(Records supplied)

-----

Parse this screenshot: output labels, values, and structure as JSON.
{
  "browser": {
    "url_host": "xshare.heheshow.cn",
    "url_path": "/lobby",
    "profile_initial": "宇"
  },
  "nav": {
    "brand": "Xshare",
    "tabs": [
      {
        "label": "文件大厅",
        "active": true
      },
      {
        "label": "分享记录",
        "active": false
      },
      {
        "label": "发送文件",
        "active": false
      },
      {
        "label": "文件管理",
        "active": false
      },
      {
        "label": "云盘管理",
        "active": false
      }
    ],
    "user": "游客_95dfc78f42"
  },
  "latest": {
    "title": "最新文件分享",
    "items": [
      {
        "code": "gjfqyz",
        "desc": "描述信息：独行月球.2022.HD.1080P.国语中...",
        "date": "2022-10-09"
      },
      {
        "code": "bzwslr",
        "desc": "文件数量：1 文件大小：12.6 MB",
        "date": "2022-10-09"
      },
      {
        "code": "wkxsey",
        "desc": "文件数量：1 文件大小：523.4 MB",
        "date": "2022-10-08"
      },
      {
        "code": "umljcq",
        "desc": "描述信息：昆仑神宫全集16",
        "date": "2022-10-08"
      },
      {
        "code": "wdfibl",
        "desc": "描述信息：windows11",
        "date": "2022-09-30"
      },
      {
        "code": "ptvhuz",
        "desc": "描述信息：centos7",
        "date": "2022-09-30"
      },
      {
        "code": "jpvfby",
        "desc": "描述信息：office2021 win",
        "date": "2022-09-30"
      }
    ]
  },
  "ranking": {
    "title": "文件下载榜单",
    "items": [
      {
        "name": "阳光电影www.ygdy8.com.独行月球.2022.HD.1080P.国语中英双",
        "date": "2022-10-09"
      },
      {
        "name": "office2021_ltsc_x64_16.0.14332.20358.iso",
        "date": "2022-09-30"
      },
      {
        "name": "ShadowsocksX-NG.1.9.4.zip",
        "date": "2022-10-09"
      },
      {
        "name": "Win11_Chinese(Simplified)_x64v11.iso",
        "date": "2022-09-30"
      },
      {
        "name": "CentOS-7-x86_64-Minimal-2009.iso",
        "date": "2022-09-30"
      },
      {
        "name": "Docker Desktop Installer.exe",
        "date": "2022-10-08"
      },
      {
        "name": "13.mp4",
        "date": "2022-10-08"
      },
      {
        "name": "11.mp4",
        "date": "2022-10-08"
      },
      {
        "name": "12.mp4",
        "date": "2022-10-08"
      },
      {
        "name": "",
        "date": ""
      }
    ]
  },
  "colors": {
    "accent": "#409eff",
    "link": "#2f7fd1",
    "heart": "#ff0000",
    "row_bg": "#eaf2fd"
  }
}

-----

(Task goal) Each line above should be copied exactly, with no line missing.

(Your response)
Parse this screenshot: output labels, values, and structure as JSON.
{
  "browser": {
    "url_host": "xshare.heheshow.cn",
    "url_path": "/lobby",
    "profile_initial": "宇"
  },
  "nav": {
    "brand": "Xshare",
    "tabs": [
      {
        "label": "文件大厅",
        "active": true
      },
      {
        "label": "分享记录",
        "active": false
      },
      {
        "label": "发送文件",
        "active": false
      },
      {
        "label": "文件管理",
        "active": false
      },
      {
        "label": "云盘管理",
        "active": false
      }
    ],
    "user": "游客_95dfc78f42"
  },
  "latest": {
    "title": "最新文件分享",
    "items": [
      {
        "code": "gjfqyz",
        "desc": "描述信息：独行月球.2022.HD.1080P.国语中...",
        "date": "2022-10-09"
      },
      {
        "code": "bzwslr",
        "desc": "文件数量：1 文件大小：12.6 MB",
        "date": "2022-10-09"
      },
      {
        "code": "wkxsey",
        "desc": "文件数量：1 文件大小：523.4 MB",
        "date": "2022-10-08"
      },
      {
        "code": "umljcq",
        "desc": "描述信息：昆仑神宫全集16",
        "date": "2022-10-08"
      },
      {
        "code": "wdfibl",
        "desc": "描述信息：windows11",
        "date": "2022-09-30"
      },
      {
        "code": "ptvhuz",
        "desc": "描述信息：centos7",
        "date": "2022-09-30"
      },
      {
        "code": "jpvfby",
        "desc": "描述信息：office2021 win",
        "date": "2022-09-30"
      }
    ]
  },
  "ranking": {
    "title": "文件下载榜单",
    "items": [
      {
        "name": "阳光电影www.ygdy8.com.独行月球.2022.HD.1080P.国语中英双",
        "date": "2022-10-09"
      },
      {
        "name": "office2021_ltsc_x64_16.0.14332.20358.iso",
        "date": "2022-09-30"
      },
      {
        "name": "ShadowsocksX-NG.1.9.4.zip",
        "date": "2022-10-09"
      },
      {
        "name": "Win11_Chinese(Simplified)_x64v11.iso",
        "date": "2022-09-30"
      },
      {
        "name": "CentOS-7-x86_64-Minimal-2009.iso",
        "date": "2022-09-30"
      },
      {
        "name": "Docker Desktop Installer.exe",
        "date": "2022-10-08"
      },
      {
        "name": "13.mp4",
        "date": "2022-10-08"
      },
      {
        "name": "11.mp4",
        "date": "2022-10-08"
      },
      {
        "name": "12.mp4",
        "date": "2022-10-08"
      },
      {
        "name": "",
        "date": ""
      }
    ]
  },
  "colors": {
    "accent": "#409eff",
    "link": "#2f7fd1",
    "heart": "#ff0000",
    "row_bg": "#eaf2fd"
  }
}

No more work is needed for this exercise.